DATA SUPPLIED »
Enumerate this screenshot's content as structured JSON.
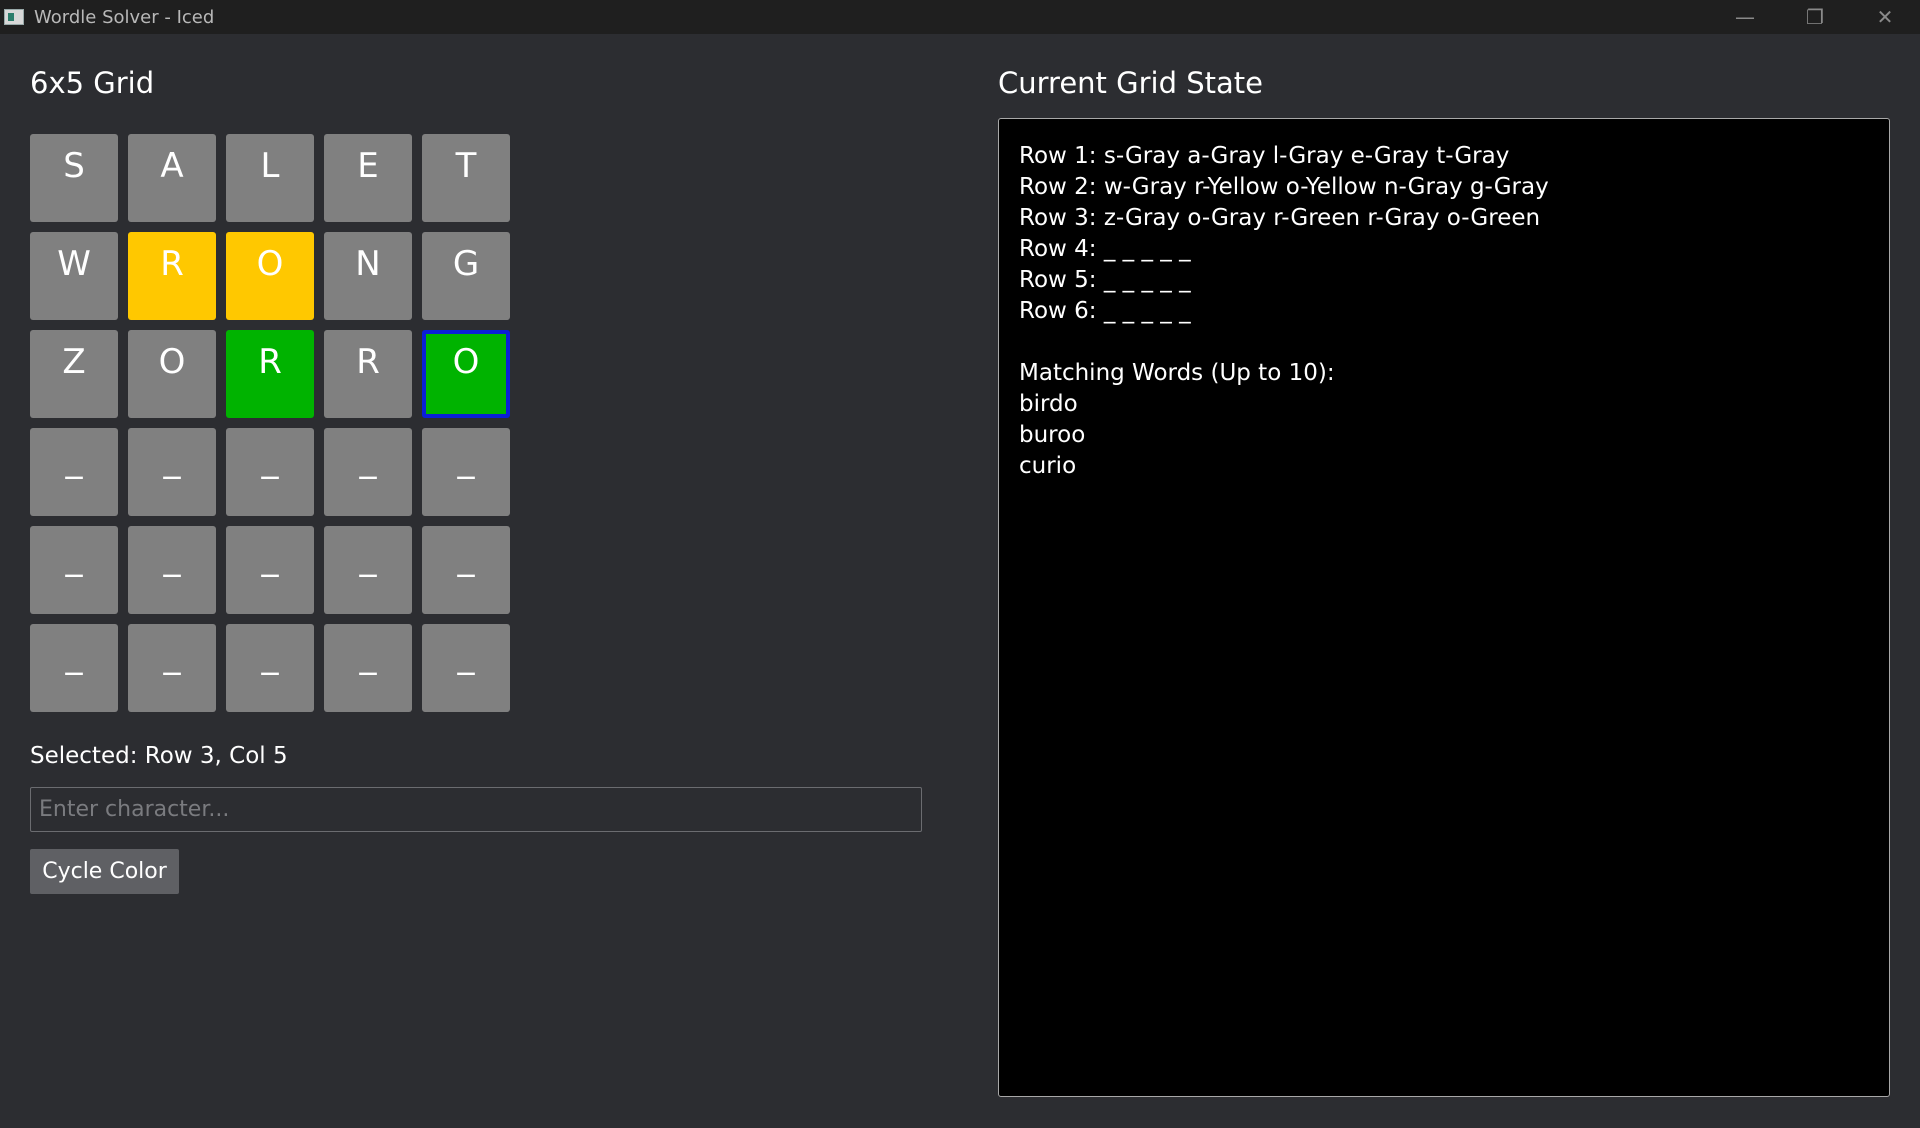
{
  "window": {
    "title": "Wordle Solver - Iced",
    "controls": {
      "minimize": "—",
      "maximize": "❐",
      "close": "✕"
    }
  },
  "colors": {
    "gray": "#808080",
    "yellow": "#ffc800",
    "green": "#00b300",
    "selection_border": "#0a1fd8",
    "background": "#2c2d31"
  },
  "left": {
    "title": "6x5 Grid",
    "grid": [
      [
        {
          "letter": "S",
          "color": "gray"
        },
        {
          "letter": "A",
          "color": "gray"
        },
        {
          "letter": "L",
          "color": "gray"
        },
        {
          "letter": "E",
          "color": "gray"
        },
        {
          "letter": "T",
          "color": "gray"
        }
      ],
      [
        {
          "letter": "W",
          "color": "gray"
        },
        {
          "letter": "R",
          "color": "yellow"
        },
        {
          "letter": "O",
          "color": "yellow"
        },
        {
          "letter": "N",
          "color": "gray"
        },
        {
          "letter": "G",
          "color": "gray"
        }
      ],
      [
        {
          "letter": "Z",
          "color": "gray"
        },
        {
          "letter": "O",
          "color": "gray"
        },
        {
          "letter": "R",
          "color": "green"
        },
        {
          "letter": "R",
          "color": "gray"
        },
        {
          "letter": "O",
          "color": "green",
          "selected": true
        }
      ],
      [
        {
          "letter": "_",
          "color": "gray"
        },
        {
          "letter": "_",
          "color": "gray"
        },
        {
          "letter": "_",
          "color": "gray"
        },
        {
          "letter": "_",
          "color": "gray"
        },
        {
          "letter": "_",
          "color": "gray"
        }
      ],
      [
        {
          "letter": "_",
          "color": "gray"
        },
        {
          "letter": "_",
          "color": "gray"
        },
        {
          "letter": "_",
          "color": "gray"
        },
        {
          "letter": "_",
          "color": "gray"
        },
        {
          "letter": "_",
          "color": "gray"
        }
      ],
      [
        {
          "letter": "_",
          "color": "gray"
        },
        {
          "letter": "_",
          "color": "gray"
        },
        {
          "letter": "_",
          "color": "gray"
        },
        {
          "letter": "_",
          "color": "gray"
        },
        {
          "letter": "_",
          "color": "gray"
        }
      ]
    ],
    "selected_label": "Selected: Row 3, Col 5",
    "input": {
      "placeholder": "Enter character...",
      "value": ""
    },
    "cycle_button": "Cycle Color"
  },
  "right": {
    "title": "Current Grid State",
    "lines": [
      "Row 1: s-Gray a-Gray l-Gray e-Gray t-Gray",
      "Row 2: w-Gray r-Yellow o-Yellow n-Gray g-Gray",
      "Row 3: z-Gray o-Gray r-Green r-Gray o-Green",
      "Row 4: _ _ _ _ _",
      "Row 5: _ _ _ _ _",
      "Row 6: _ _ _ _ _",
      "",
      "Matching Words (Up to 10):",
      "birdo",
      "buroo",
      "curio"
    ]
  }
}
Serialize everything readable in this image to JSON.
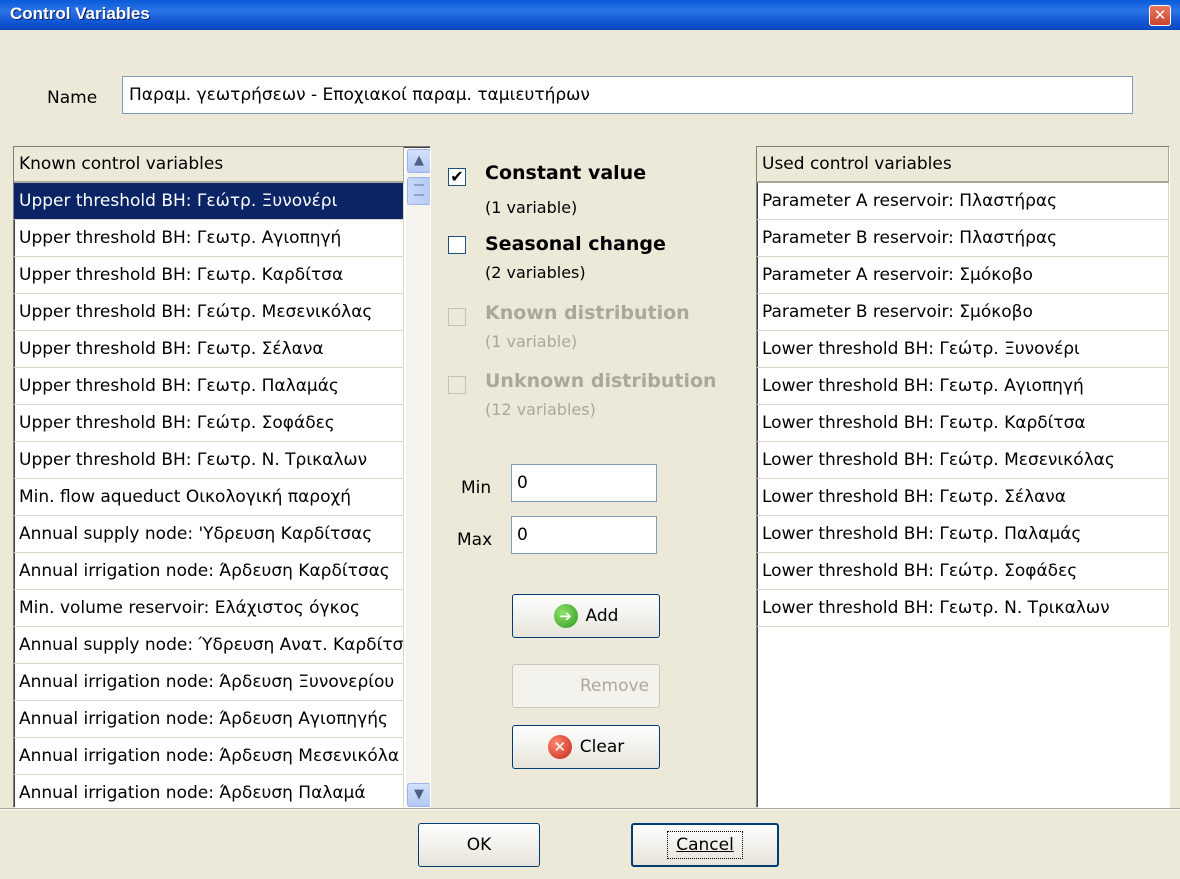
{
  "window": {
    "title": "Control Variables",
    "close_glyph": "✕"
  },
  "name": {
    "label": "Name",
    "value": "Παραμ. γεωτρήσεων - Εποχιακοί παραμ. ταμιευτήρων"
  },
  "known": {
    "header": "Known control variables",
    "items": [
      "Upper threshold BH: Γεώτρ. Ξυνονέρι",
      "Upper threshold BH: Γεωτρ. Αγιοπηγή",
      "Upper threshold BH: Γεωτρ. Καρδίτσα",
      "Upper threshold BH: Γεώτρ. Μεσενικόλας",
      "Upper threshold BH: Γεωτρ. Σέλανα",
      "Upper threshold BH: Γεωτρ. Παλαμάς",
      "Upper threshold BH: Γεώτρ. Σοφάδες",
      "Upper threshold BH: Γεωτρ. Ν. Τρικαλων",
      "Min. flow aqueduct Οικολογική παροχή",
      "Annual supply node: 'Υδρευση Καρδίτσας",
      "Annual irrigation node: Άρδευση Καρδίτσας",
      "Min. volume reservoir: Ελάχιστος όγκος",
      "Annual supply node: Ύδρευση Ανατ. Καρδίτσας",
      "Annual irrigation node: Άρδευση Ξυνονερίου",
      "Annual irrigation node: Άρδευση Αγιοπηγής",
      "Annual irrigation node: Άρδευση Μεσενικόλα",
      "Annual irrigation node: Άρδευση Παλαμά"
    ]
  },
  "options": {
    "constant": {
      "title": "Constant value",
      "sub": "(1 variable)",
      "checked_glyph": "✔"
    },
    "seasonal": {
      "title": "Seasonal change",
      "sub": "(2 variables)"
    },
    "known_dist": {
      "title": "Known distribution",
      "sub": "(1 variable)"
    },
    "unknown_dist": {
      "title": "Unknown distribution",
      "sub": "(12 variables)"
    }
  },
  "range": {
    "min_label": "Min",
    "min_value": "0",
    "max_label": "Max",
    "max_value": "0"
  },
  "buttons": {
    "add": "Add",
    "add_icon": "➔",
    "remove": "Remove",
    "clear": "Clear",
    "clear_icon": "✕",
    "ok": "OK",
    "cancel": "Cancel"
  },
  "used": {
    "header": "Used control variables",
    "items": [
      "Parameter A reservoir: Πλαστήρας",
      "Parameter B reservoir: Πλαστήρας",
      "Parameter A reservoir: Σμόκοβο",
      "Parameter B reservoir: Σμόκοβο",
      "Lower threshold BH: Γεώτρ. Ξυνονέρι",
      "Lower threshold BH: Γεωτρ. Αγιοπηγή",
      "Lower threshold BH: Γεωτρ. Καρδίτσα",
      "Lower threshold BH: Γεώτρ. Μεσενικόλας",
      "Lower threshold BH: Γεωτρ. Σέλανα",
      "Lower threshold BH: Γεωτρ. Παλαμάς",
      "Lower threshold BH: Γεώτρ. Σοφάδες",
      "Lower threshold BH: Γεωτρ. Ν. Τρικαλων"
    ]
  }
}
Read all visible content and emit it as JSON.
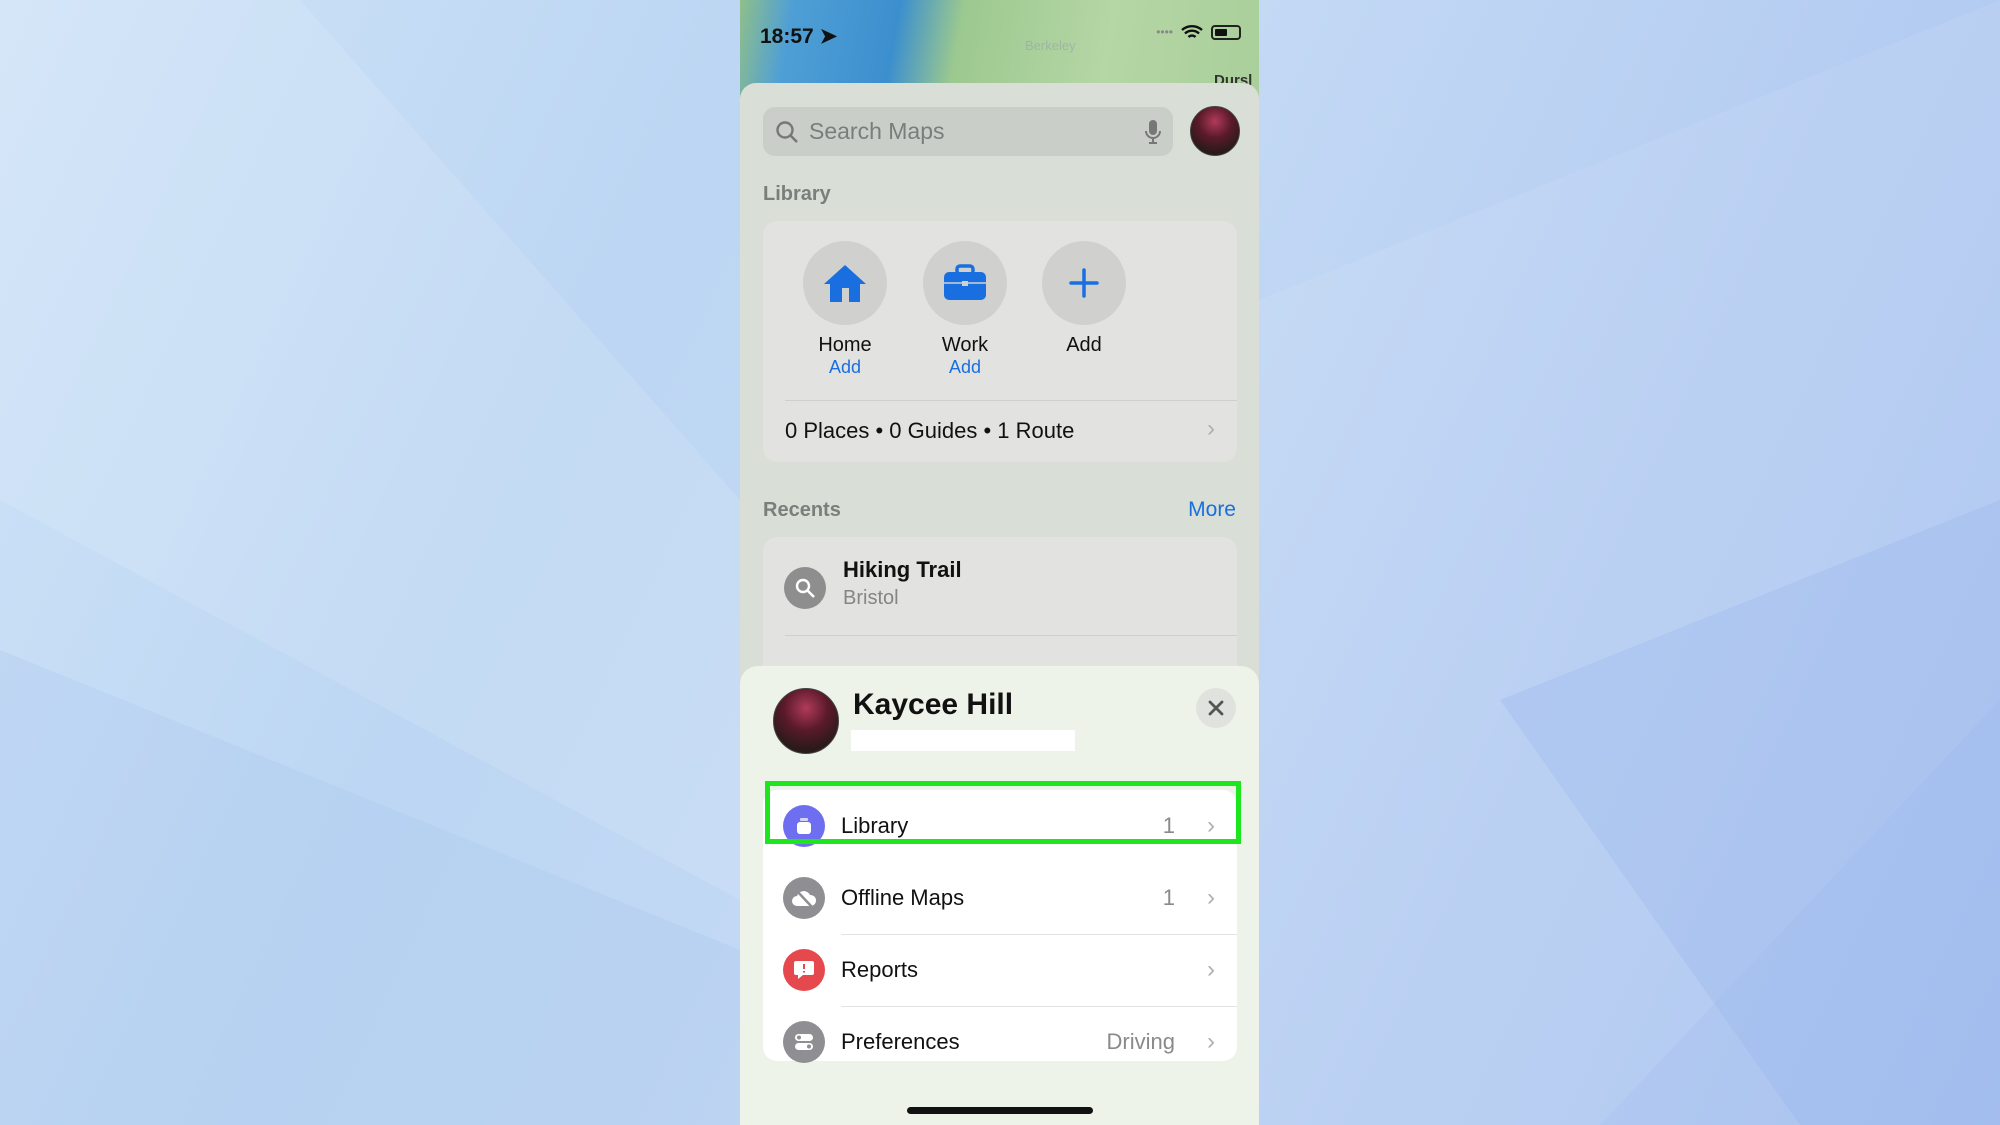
{
  "status": {
    "time": "18:57",
    "location_icon": "location-arrow-icon",
    "wifi_icon": "wifi-icon",
    "battery_icon": "battery-icon"
  },
  "map": {
    "labels": [
      "Berkeley",
      "Dursl"
    ]
  },
  "search": {
    "placeholder": "Search Maps",
    "mic_icon": "microphone-icon"
  },
  "library": {
    "title": "Library",
    "items": [
      {
        "label": "Home",
        "sub": "Add",
        "icon": "house-icon"
      },
      {
        "label": "Work",
        "sub": "Add",
        "icon": "briefcase-icon"
      },
      {
        "label": "Add",
        "icon": "plus-icon"
      }
    ],
    "summary": "0 Places • 0 Guides • 1 Route"
  },
  "recents": {
    "title": "Recents",
    "more": "More",
    "items": [
      {
        "title": "Hiking Trail",
        "subtitle": "Bristol"
      }
    ]
  },
  "profile": {
    "name": "Kaycee Hill",
    "menu": [
      {
        "label": "Library",
        "value": "1",
        "color": "#6e6ef0",
        "highlighted": true
      },
      {
        "label": "Offline Maps",
        "value": "1",
        "color": "#8e8e93"
      },
      {
        "label": "Reports",
        "value": "",
        "color": "#e5484d"
      },
      {
        "label": "Preferences",
        "value": "Driving",
        "color": "#8e8e93"
      }
    ]
  },
  "colors": {
    "accent": "#1a6fe0",
    "highlight": "#1ee61e"
  }
}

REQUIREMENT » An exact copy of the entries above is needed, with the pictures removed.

SOLUTION »
Enumerate this screenshot's content as structured JSON.
{
  "window": {
    "title": "Wordle Solver - Iced",
    "controls": {
      "minimize": "—",
      "maximize": "❐",
      "close": "✕"
    }
  },
  "colors": {
    "gray": "#808080",
    "yellow": "#ffc800",
    "green": "#00b300",
    "selection_border": "#0a1fd8",
    "background": "#2c2d31"
  },
  "left": {
    "title": "6x5 Grid",
    "grid": [
      [
        {
          "letter": "S",
          "color": "gray"
        },
        {
          "letter": "A",
          "color": "gray"
        },
        {
          "letter": "L",
          "color": "gray"
        },
        {
          "letter": "E",
          "color": "gray"
        },
        {
          "letter": "T",
          "color": "gray"
        }
      ],
      [
        {
          "letter": "W",
          "color": "gray"
        },
        {
          "letter": "R",
          "color": "yellow"
        },
        {
          "letter": "O",
          "color": "yellow"
        },
        {
          "letter": "N",
          "color": "gray"
        },
        {
          "letter": "G",
          "color": "gray"
        }
      ],
      [
        {
          "letter": "Z",
          "color": "gray"
        },
        {
          "letter": "O",
          "color": "gray"
        },
        {
          "letter": "R",
          "color": "green"
        },
        {
          "letter": "R",
          "color": "gray"
        },
        {
          "letter": "O",
          "color": "green",
          "selected": true
        }
      ],
      [
        {
          "letter": "_",
          "color": "gray"
        },
        {
          "letter": "_",
          "color": "gray"
        },
        {
          "letter": "_",
          "color": "gray"
        },
        {
          "letter": "_",
          "color": "gray"
        },
        {
          "letter": "_",
          "color": "gray"
        }
      ],
      [
        {
          "letter": "_",
          "color": "gray"
        },
        {
          "letter": "_",
          "color": "gray"
        },
        {
          "letter": "_",
          "color": "gray"
        },
        {
          "letter": "_",
          "color": "gray"
        },
        {
          "letter": "_",
          "color": "gray"
        }
      ],
      [
        {
          "letter": "_",
          "color": "gray"
        },
        {
          "letter": "_",
          "color": "gray"
        },
        {
          "letter": "_",
          "color": "gray"
        },
        {
          "letter": "_",
          "color": "gray"
        },
        {
          "letter": "_",
          "color": "gray"
        }
      ]
    ],
    "selected_label": "Selected: Row 3, Col 5",
    "input": {
      "placeholder": "Enter character...",
      "value": ""
    },
    "cycle_button": "Cycle Color"
  },
  "right": {
    "title": "Current Grid State",
    "lines": [
      "Row 1: s-Gray a-Gray l-Gray e-Gray t-Gray",
      "Row 2: w-Gray r-Yellow o-Yellow n-Gray g-Gray",
      "Row 3: z-Gray o-Gray r-Green r-Gray o-Green",
      "Row 4: _ _ _ _ _",
      "Row 5: _ _ _ _ _",
      "Row 6: _ _ _ _ _",
      "",
      "Matching Words (Up to 10):",
      "birdo",
      "buroo",
      "curio"
    ]
  }
}
Serialize everything readable in this image to JSON.
{
  "window": {
    "title": "Control Variables",
    "close_glyph": "✕"
  },
  "name": {
    "label": "Name",
    "value": "Παραμ. γεωτρήσεων - Εποχιακοί παραμ. ταμιευτήρων"
  },
  "known": {
    "header": "Known control variables",
    "items": [
      "Upper threshold BH: Γεώτρ. Ξυνονέρι",
      "Upper threshold BH: Γεωτρ. Αγιοπηγή",
      "Upper threshold BH: Γεωτρ. Καρδίτσα",
      "Upper threshold BH: Γεώτρ. Μεσενικόλας",
      "Upper threshold BH: Γεωτρ. Σέλανα",
      "Upper threshold BH: Γεωτρ. Παλαμάς",
      "Upper threshold BH: Γεώτρ. Σοφάδες",
      "Upper threshold BH: Γεωτρ. Ν. Τρικαλων",
      "Min. flow aqueduct Οικολογική παροχή",
      "Annual supply node: 'Υδρευση Καρδίτσας",
      "Annual irrigation node: Άρδευση Καρδίτσας",
      "Min. volume reservoir: Ελάχιστος όγκος",
      "Annual supply node: Ύδρευση Ανατ. Καρδίτσας",
      "Annual irrigation node: Άρδευση Ξυνονερίου",
      "Annual irrigation node: Άρδευση Αγιοπηγής",
      "Annual irrigation node: Άρδευση Μεσενικόλα",
      "Annual irrigation node: Άρδευση Παλαμά"
    ]
  },
  "options": {
    "constant": {
      "title": "Constant value",
      "sub": "(1 variable)",
      "checked_glyph": "✔"
    },
    "seasonal": {
      "title": "Seasonal change",
      "sub": "(2 variables)"
    },
    "known_dist": {
      "title": "Known distribution",
      "sub": "(1 variable)"
    },
    "unknown_dist": {
      "title": "Unknown distribution",
      "sub": "(12 variables)"
    }
  },
  "range": {
    "min_label": "Min",
    "min_value": "0",
    "max_label": "Max",
    "max_value": "0"
  },
  "buttons": {
    "add": "Add",
    "add_icon": "➔",
    "remove": "Remove",
    "clear": "Clear",
    "clear_icon": "✕",
    "ok": "OK",
    "cancel": "Cancel"
  },
  "used": {
    "header": "Used control variables",
    "items": [
      "Parameter A reservoir: Πλαστήρας",
      "Parameter B reservoir: Πλαστήρας",
      "Parameter A reservoir: Σμόκοβο",
      "Parameter B reservoir: Σμόκοβο",
      "Lower threshold BH: Γεώτρ. Ξυνονέρι",
      "Lower threshold BH: Γεωτρ. Αγιοπηγή",
      "Lower threshold BH: Γεωτρ. Καρδίτσα",
      "Lower threshold BH: Γεώτρ. Μεσενικόλας",
      "Lower threshold BH: Γεωτρ. Σέλανα",
      "Lower threshold BH: Γεωτρ. Παλαμάς",
      "Lower threshold BH: Γεώτρ. Σοφάδες",
      "Lower threshold BH: Γεωτρ. Ν. Τρικαλων"
    ]
  }
}
Read all visible content and emit it as JSON.
{
  "status": {
    "time": "18:57",
    "location_icon": "location-arrow-icon",
    "wifi_icon": "wifi-icon",
    "battery_icon": "battery-icon"
  },
  "map": {
    "labels": [
      "Berkeley",
      "Dursl"
    ]
  },
  "search": {
    "placeholder": "Search Maps",
    "mic_icon": "microphone-icon"
  },
  "library": {
    "title": "Library",
    "items": [
      {
        "label": "Home",
        "sub": "Add",
        "icon": "house-icon"
      },
      {
        "label": "Work",
        "sub": "Add",
        "icon": "briefcase-icon"
      },
      {
        "label": "Add",
        "icon": "plus-icon"
      }
    ],
    "summary": "0 Places • 0 Guides • 1 Route"
  },
  "recents": {
    "title": "Recents",
    "more": "More",
    "items": [
      {
        "title": "Hiking Trail",
        "subtitle": "Bristol"
      }
    ]
  },
  "profile": {
    "name": "Kaycee Hill",
    "menu": [
      {
        "label": "Library",
        "value": "1",
        "color": "#6e6ef0",
        "highlighted": true
      },
      {
        "label": "Offline Maps",
        "value": "1",
        "color": "#8e8e93"
      },
      {
        "label": "Reports",
        "value": "",
        "color": "#e5484d"
      },
      {
        "label": "Preferences",
        "value": "Driving",
        "color": "#8e8e93"
      }
    ]
  },
  "colors": {
    "accent": "#1a6fe0",
    "highlight": "#1ee61e"
  }
}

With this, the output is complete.